Scappoose School District Superintendent Stephen Jupe said the state rules and statutes are referenced in the policy and highlighted opt-out options for students and parents who may decide to forego the sexual education curriculum.

“It would be my belief that it sort of covers all eventualities and people’s choice options,” Jupe said.

Maloney argued the state benchmarks also contain vague language, which she worried could expose the district to liability.

Maloney cited a recent federal lawsuit at Clatskanie High School wherein three former students of the school filed suit against its principal and the Clatskanie School District, claiming they violated federal educational laws by failing to address sexual harassment and bullying. The students allege they were harassed into giving other students naked photographs of themselves and then became the target of bullying, which the principal of the school — who the plaintiffs say they notified of the harassment — failed to address.

Because of what happened in Clatskanie, Maloney said she worries the “vague” policy could put the school district at risk, considering what she witnessed at a recent conference centered around the issue.

Maloney told the board Monday she attended a state-sponsored Adolescent Sexuality Conference in April where she obtained materials related to sexual education among youth.

“They have material and workshops that encourage all kinds of sexual behavior, including sexting,” Maloney said. “This conference is sponsored by the Department of Education.”Jupe

Maloney presented packets to the board titled “How to get Your Groove on... Fluid Free” and “Dry Humping Saves Lives,” arguing such material is inappropriate and could present a liability to the district.

While Maloney said such packets were likely not in Scappoose and indicated they would not be distributed to the district’s students, she noted they were provided at the event by the Cascade AIDS Project, one of the organizations on the steering committee for the conference.

Maloney said the nonprofit was “readily handing those out along with other booklets and other buttons.” She expressed displeasure with the state for putting on a conference that seemed to promote lascivious activities.

Jupe said the school district was invited to send two representatives to the conference free of charge.

“We sent our school nurse and one of our human sexuality teachers, and I do not believe they brought back any pamphlets like that or saw any,” he said. “Our nurse said she went to a session on how to talk to teens about certain things, how to council a pregnant teen. It was all about how to best help teens through that age, that stage in their lives without damaging themselves.
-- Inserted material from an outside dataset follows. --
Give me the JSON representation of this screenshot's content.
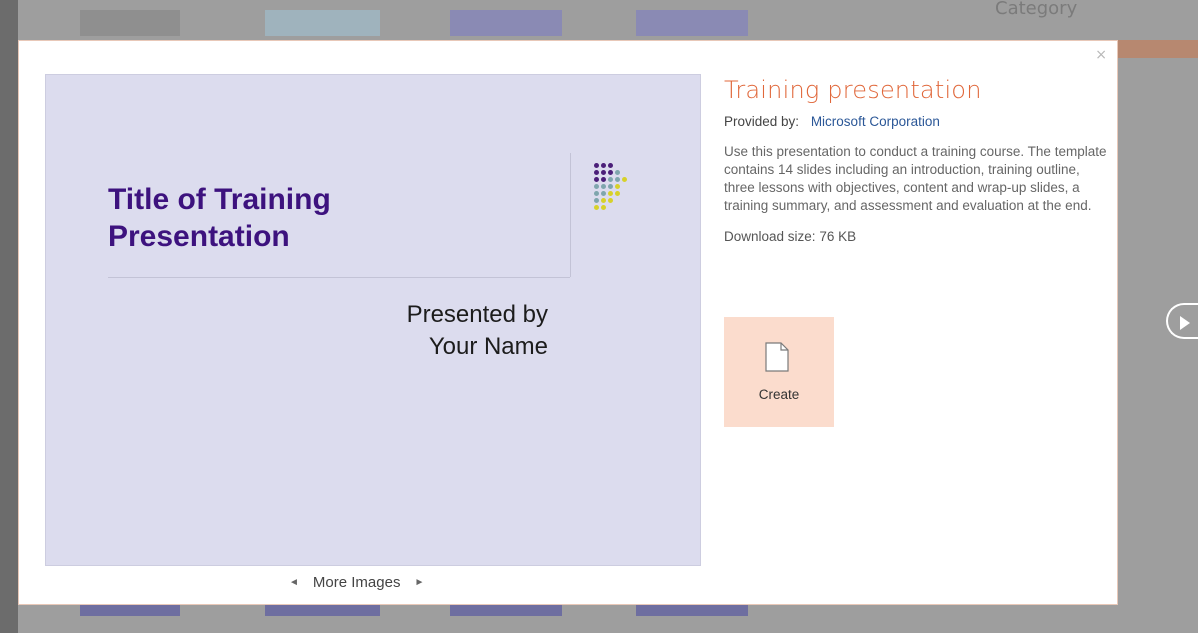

It was good for our teacher and our nurse to go there and see that they were up to date and it didn’t cost the school district a registration fee. So it was worth it.”

As far as the policy adopted Monday, Maloney told the Spotlight she wished the district would make some changes to its verbiage to improve it.

“I don’t think it’s good policy,” she said. “I think we could’ve had the opportunity to come up with better policy. As a board member, I want to come up with the best policy.”